[Opening The records section]

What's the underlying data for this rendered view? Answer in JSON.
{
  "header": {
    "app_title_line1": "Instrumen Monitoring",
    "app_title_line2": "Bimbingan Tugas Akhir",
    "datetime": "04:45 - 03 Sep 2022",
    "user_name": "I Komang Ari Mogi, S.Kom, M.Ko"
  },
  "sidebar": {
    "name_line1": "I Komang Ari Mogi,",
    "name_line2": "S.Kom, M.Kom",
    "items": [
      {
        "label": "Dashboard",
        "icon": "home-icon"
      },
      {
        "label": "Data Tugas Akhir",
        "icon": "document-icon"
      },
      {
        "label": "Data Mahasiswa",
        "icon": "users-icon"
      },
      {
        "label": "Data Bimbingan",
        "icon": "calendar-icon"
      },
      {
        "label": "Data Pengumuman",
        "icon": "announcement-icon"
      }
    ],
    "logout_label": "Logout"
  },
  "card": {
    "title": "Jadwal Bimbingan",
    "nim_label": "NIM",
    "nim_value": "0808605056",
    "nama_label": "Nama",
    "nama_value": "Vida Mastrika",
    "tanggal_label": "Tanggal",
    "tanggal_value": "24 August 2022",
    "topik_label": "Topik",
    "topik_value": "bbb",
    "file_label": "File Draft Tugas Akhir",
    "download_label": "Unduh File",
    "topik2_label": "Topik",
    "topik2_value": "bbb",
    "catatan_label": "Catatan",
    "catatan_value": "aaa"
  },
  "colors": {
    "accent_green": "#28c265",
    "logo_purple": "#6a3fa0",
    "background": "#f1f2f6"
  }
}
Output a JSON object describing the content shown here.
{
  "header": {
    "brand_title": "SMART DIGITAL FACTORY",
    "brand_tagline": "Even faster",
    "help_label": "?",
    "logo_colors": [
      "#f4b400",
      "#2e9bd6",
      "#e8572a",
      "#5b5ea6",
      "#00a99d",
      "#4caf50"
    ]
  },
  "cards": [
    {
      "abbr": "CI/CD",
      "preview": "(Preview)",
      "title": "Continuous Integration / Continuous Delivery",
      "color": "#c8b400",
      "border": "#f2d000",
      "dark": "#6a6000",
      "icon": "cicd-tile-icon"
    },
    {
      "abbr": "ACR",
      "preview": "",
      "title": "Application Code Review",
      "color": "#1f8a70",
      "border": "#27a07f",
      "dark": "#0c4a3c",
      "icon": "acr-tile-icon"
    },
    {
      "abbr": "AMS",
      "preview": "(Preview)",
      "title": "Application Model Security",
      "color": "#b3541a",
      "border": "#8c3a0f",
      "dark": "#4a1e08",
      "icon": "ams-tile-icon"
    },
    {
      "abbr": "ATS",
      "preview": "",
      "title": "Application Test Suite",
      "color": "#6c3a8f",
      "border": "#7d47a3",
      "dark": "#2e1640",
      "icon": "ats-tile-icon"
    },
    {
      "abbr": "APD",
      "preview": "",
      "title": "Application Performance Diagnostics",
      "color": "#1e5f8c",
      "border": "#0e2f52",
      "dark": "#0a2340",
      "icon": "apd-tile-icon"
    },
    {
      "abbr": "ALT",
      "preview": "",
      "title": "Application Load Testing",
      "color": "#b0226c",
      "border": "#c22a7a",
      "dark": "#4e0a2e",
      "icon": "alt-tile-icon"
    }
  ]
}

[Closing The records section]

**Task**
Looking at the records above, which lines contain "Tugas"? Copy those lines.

**Written answer**
    "app_title_line2": "Bimbingan Tugas Akhir",
        "label": "Data Tugas Akhir",
    "file_label": "File Draft Tugas Akhir",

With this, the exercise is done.